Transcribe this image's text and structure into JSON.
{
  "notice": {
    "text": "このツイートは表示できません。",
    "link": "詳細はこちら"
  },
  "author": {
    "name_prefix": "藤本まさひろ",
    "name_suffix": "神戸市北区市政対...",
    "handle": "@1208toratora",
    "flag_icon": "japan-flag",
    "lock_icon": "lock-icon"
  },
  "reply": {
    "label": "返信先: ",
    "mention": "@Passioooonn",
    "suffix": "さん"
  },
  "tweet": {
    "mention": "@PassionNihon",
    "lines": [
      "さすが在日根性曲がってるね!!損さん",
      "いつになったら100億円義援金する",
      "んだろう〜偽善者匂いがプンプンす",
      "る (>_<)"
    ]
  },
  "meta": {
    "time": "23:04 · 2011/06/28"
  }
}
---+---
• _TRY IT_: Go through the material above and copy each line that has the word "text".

• _THE ANSWER_:
Transcribe this image's text and structure into JSON.
    "text": "このツイートは表示できません。",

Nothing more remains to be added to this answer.